──────── SUPPLIED MATERIAL

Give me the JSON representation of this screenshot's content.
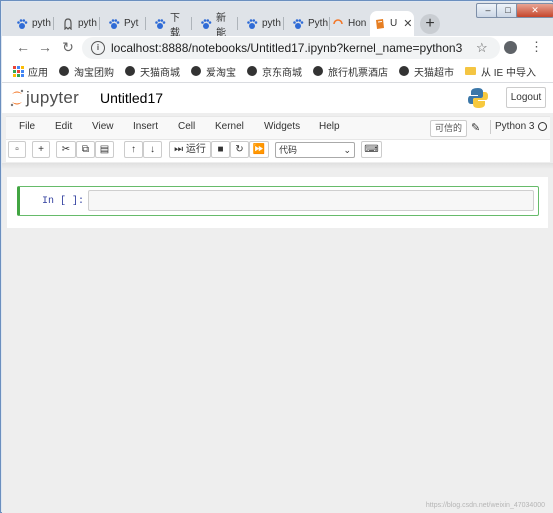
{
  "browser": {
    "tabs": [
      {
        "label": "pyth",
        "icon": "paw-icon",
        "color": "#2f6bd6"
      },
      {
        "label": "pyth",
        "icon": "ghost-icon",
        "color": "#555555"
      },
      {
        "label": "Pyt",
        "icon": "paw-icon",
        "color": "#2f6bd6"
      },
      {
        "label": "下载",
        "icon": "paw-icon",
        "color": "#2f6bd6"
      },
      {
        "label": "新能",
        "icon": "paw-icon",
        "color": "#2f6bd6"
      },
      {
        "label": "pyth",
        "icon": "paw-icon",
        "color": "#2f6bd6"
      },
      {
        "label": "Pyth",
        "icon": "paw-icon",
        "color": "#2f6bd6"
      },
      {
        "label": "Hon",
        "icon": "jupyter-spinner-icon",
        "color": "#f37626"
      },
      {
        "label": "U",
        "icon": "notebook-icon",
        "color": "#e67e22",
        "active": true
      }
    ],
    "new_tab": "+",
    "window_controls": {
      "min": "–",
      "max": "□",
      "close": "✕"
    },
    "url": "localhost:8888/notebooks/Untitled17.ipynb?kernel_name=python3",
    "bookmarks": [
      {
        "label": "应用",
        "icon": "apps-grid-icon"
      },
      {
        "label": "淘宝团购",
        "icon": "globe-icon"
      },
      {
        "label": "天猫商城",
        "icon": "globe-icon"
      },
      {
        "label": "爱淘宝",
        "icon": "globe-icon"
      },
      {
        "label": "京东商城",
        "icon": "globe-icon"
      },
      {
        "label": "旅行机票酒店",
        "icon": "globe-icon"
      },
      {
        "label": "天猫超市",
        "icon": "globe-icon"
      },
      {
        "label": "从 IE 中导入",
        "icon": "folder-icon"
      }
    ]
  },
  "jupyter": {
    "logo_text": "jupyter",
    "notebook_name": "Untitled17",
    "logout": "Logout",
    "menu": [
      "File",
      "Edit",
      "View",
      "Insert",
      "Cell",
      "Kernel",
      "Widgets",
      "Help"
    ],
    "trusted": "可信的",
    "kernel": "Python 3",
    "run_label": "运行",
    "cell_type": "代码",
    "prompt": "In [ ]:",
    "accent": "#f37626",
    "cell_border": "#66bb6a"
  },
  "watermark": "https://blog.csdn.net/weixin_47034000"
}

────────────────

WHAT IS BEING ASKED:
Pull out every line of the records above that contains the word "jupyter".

TASK RESULT:
        "icon": "jupyter-spinner-icon",
  "jupyter": {
    "logo_text": "jupyter",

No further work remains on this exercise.